- _Exercise description_
Your response should be every line from the entries that includes the string "icon".

- _Materials provided_
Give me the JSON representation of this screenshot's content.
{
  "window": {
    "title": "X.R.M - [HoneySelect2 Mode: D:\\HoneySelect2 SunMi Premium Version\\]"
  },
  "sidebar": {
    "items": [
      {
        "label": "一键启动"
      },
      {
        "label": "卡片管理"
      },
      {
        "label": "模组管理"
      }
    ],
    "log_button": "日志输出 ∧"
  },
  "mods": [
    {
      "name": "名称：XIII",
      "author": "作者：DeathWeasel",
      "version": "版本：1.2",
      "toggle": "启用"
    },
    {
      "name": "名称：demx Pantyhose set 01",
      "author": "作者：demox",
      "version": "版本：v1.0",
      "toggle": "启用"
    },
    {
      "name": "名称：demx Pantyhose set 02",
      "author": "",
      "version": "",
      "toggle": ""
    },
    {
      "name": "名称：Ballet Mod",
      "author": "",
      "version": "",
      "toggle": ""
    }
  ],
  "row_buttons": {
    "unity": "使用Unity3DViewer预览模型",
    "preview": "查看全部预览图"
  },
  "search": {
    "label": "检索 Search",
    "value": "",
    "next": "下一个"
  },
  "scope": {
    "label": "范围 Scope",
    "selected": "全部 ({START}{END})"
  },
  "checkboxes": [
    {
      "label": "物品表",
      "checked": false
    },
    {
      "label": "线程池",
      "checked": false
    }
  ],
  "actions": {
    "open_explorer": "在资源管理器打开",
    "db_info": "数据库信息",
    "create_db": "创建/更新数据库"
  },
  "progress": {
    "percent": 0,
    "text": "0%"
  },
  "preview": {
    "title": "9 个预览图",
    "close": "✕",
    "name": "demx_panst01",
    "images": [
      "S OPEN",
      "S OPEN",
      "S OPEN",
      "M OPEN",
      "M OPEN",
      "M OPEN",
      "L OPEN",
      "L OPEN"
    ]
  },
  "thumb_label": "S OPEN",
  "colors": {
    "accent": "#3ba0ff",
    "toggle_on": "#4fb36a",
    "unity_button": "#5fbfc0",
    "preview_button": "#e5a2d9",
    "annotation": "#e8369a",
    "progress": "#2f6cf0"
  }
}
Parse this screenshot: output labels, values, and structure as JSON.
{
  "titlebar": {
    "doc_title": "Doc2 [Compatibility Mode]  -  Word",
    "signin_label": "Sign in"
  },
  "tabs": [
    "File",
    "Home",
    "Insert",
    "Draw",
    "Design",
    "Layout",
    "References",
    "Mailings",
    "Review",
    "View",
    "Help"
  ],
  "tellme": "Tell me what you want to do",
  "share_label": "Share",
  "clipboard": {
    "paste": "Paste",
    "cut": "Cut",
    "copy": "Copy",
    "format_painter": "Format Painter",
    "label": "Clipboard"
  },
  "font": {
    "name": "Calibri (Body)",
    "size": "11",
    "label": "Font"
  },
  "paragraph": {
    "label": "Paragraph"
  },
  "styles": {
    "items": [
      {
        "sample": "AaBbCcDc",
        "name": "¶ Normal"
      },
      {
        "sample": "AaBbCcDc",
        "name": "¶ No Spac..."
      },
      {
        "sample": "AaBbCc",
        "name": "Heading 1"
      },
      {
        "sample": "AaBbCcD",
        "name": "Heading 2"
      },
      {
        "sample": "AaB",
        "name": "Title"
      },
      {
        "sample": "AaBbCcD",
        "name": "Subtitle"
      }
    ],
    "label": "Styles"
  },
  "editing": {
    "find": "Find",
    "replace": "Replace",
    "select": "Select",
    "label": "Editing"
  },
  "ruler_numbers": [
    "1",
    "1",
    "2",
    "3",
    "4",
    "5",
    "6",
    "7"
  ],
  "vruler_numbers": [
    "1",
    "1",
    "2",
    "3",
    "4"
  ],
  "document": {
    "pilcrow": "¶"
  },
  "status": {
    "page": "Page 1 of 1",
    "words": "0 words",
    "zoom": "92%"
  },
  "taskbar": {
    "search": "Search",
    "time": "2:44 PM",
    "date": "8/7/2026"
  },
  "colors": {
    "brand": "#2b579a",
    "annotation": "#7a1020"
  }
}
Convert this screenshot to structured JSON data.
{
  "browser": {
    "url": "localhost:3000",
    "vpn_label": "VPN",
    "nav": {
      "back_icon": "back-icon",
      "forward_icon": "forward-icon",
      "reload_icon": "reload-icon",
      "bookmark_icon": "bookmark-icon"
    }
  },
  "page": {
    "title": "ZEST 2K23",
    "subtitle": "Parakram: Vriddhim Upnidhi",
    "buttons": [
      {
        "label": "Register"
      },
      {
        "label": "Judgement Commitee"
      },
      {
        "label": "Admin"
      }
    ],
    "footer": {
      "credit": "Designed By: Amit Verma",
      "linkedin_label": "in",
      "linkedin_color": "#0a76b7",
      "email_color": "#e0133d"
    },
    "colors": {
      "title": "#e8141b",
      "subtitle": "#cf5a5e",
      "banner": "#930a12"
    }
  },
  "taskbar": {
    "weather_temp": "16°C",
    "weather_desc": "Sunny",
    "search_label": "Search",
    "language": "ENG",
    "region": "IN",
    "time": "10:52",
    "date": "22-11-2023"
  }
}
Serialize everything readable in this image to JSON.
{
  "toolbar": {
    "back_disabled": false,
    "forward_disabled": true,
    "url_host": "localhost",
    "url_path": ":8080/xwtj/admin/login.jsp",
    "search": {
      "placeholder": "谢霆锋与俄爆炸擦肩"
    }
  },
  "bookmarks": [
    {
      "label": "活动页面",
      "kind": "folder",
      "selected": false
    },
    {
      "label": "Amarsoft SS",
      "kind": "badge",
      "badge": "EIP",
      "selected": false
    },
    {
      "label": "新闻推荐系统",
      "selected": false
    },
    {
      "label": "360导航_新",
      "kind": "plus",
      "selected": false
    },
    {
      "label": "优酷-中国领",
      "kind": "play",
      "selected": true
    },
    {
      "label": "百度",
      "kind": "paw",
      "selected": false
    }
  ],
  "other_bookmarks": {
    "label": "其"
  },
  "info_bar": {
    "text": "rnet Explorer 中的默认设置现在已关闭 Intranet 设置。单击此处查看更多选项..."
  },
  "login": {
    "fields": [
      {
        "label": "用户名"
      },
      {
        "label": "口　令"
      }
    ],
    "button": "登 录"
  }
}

- _Solution to this task_
      "back_icon": "back-icon",
      "forward_icon": "forward-icon",
      "reload_icon": "reload-icon",
      "bookmark_icon": "bookmark-icon"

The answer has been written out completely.